    Jun 23, 2011 at 5:32

I'm not sure that at your daughter's age, she is totally capable of controlling herself or even understanding what an apology is. She does know or can feel the intense emotions that come during and after hitting. I would let her know that hitting isn't allowed and that you won't let her hurt another child. Move her away if need be and watch for signs that she might be getting ready to hit so you can stop it. The nanny can keep your daughter close to her if need be. Keep the tone firm, but neutral (what I've noticed with my son is that the stronger my reaction, the stronger he comes right back at me and meets that energy level). But also see if you can help her to verbalize her feelings and find other ways to express her anger - stomping feet, shaking fists, etc. Get on her level and say what you're seeing..."you really wanted that...and you can't have it....," etc. Don't lecture, try to rationalize, or shame. When she gets older, you can encourage her to use her words instead of hitting. She should be allowed her feelings though.

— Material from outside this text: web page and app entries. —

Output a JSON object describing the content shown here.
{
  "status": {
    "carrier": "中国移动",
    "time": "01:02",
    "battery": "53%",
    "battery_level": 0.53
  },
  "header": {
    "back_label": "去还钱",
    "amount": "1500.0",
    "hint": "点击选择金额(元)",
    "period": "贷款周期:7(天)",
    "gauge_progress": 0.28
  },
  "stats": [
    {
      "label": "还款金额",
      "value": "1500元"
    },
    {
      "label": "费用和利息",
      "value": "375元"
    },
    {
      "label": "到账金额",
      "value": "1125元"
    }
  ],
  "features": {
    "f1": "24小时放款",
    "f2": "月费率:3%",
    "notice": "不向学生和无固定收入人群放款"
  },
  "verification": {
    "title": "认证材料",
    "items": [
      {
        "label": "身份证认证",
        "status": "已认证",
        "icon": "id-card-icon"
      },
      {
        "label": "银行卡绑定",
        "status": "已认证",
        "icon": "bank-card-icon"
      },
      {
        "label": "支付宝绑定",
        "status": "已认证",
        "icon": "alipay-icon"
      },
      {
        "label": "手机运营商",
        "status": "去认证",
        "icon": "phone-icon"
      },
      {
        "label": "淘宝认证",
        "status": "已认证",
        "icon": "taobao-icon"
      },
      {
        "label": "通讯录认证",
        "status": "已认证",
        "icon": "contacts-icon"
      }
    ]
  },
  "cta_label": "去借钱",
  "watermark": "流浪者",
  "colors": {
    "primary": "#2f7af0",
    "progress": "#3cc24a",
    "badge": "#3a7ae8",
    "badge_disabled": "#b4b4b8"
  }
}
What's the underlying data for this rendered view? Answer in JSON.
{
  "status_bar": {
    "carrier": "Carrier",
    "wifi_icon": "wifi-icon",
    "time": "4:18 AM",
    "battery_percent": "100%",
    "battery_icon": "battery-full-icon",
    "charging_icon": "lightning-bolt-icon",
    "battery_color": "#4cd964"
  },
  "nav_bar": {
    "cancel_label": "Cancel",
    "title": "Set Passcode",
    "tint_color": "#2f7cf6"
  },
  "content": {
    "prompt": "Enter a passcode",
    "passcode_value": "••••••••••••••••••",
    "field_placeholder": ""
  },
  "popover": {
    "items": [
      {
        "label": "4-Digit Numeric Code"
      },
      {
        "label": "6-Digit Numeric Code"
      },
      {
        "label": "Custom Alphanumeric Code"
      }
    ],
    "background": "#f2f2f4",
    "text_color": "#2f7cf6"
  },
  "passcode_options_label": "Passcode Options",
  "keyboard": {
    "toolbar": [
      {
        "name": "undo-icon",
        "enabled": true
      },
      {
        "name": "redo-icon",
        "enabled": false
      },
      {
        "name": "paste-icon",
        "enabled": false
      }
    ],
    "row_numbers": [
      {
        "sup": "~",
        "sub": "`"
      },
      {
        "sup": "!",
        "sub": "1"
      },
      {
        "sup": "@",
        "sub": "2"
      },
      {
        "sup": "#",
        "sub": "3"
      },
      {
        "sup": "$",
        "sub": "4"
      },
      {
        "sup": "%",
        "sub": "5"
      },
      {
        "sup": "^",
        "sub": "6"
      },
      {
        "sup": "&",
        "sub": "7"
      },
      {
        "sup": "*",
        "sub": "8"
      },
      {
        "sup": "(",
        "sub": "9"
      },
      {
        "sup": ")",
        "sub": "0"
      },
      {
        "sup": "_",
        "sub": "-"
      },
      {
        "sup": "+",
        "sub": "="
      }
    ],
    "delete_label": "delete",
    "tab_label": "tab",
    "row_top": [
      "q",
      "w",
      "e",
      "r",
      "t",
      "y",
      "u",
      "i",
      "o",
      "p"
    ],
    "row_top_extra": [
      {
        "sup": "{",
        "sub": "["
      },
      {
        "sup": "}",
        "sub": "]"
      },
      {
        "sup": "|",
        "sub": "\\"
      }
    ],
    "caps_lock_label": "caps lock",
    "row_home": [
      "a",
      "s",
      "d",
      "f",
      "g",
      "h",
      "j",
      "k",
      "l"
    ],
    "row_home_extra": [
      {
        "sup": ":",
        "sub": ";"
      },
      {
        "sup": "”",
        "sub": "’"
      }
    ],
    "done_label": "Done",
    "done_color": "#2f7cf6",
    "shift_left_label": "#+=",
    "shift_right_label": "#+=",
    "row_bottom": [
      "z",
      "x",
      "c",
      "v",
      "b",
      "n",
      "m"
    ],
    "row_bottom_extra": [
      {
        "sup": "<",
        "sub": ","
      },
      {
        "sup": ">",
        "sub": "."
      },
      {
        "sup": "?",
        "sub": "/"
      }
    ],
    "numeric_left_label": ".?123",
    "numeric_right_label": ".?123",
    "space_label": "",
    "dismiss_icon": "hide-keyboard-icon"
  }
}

  • Thanks for the edits. I was just having a conversation with my friend about biting yesterday!
    – Redmamadeb
    Jun 15, 2011 at 16:41
  • 1
    I've also seen children hit not out of anger, but what appears to be an urge or sometimes a desire to communicate or play with other children. Often I will run my hands down the child's arms in a gentle manner and say "gentle." Then ask the child to show me gentle. If I'm far away, I will sometimes say hands down and pat my side. That works surprisingly well.
    – Redmamadeb
    Jun 16, 2011 at 13:03
  • +1 for "see if you can help her verbalize her feelings" and "find other ways to express her anger" Jan 4, 2013 at 0:27

Absolutely you should punish your daughter!

Hitting, pushing, and other aggressive behavior is not permitted. Some negative consequence must be applied when she acts out in this way. I suggest that you put her in timeout, and if the conflict is about something, take the something away from your daughter and give it to the other child.

As you have demonstrated and seem to have figured out, persuasion and negotiating do not work with toddlers. She isn't sorry for hitting; she has no idea what the word "sorry" means. She just knows that "sorry" is something she has to say to shut you up after she hits that irritating baby.

Note #1: Don't worry about "improving the relationship", just worry about improving the behavior. They may become fast friends, or they may not really like each other. It doesn't matter .. in either case your daughter must behave properly.

Note #2: Violence is hardly the right word for this sort of thing .. it is overly dramatic, not particularly descriptive, and not helpful to resolving the situation. It also trivializes real violence. Accurately characterizing bad behavior is the first step to properly responding to it. "Hitting" or "pushing" are better terms for this kind of thing.

  • 2
    I think before punishing her daughter he should first figure out if the other child is doing something to annoy her. I used to react as you say with my kids, until my older child started getting more aggressive. A doctor told us that we should not punish him if we didn't know the whole story. I stated noticing that the younger child was provoking the older child in order to get him into trouble. We stopped punishing the older child indiscriminately and their relation really improved. They still fight once in a while but sometimes they even solve it themselves. Jun 20, 2011 at 16:16
  • 1
    Is it OK for you to act out if someone else is annoying you? You can't teach that hitting is not OK, unless the other person deserves it. That doesn't mean don't figure out what is going on, but when the hitting (or cursing or disrespect) line is crossed, punishment happens.
    – tomjedrz
    Jun 21, 2011 at 19:40
  • Agree, I'm just saying, don't just punish the hitter. If the other kid is causing trouble on purpose, she should be punished too. Jun 22, 2011 at 18:06
  • If the young one provokes, punish too. Physical "violence" is not acceptable. Provoking is (to a lesser degree) not acceptable either. If there is just a verbal argument, let them learn to resolve arguments by themselves (just monitor, don't intervene) Jul 18, 2011 at 15:36

You must log in to answer this question.

Not the answer you're looking for? Browse other questions tagged .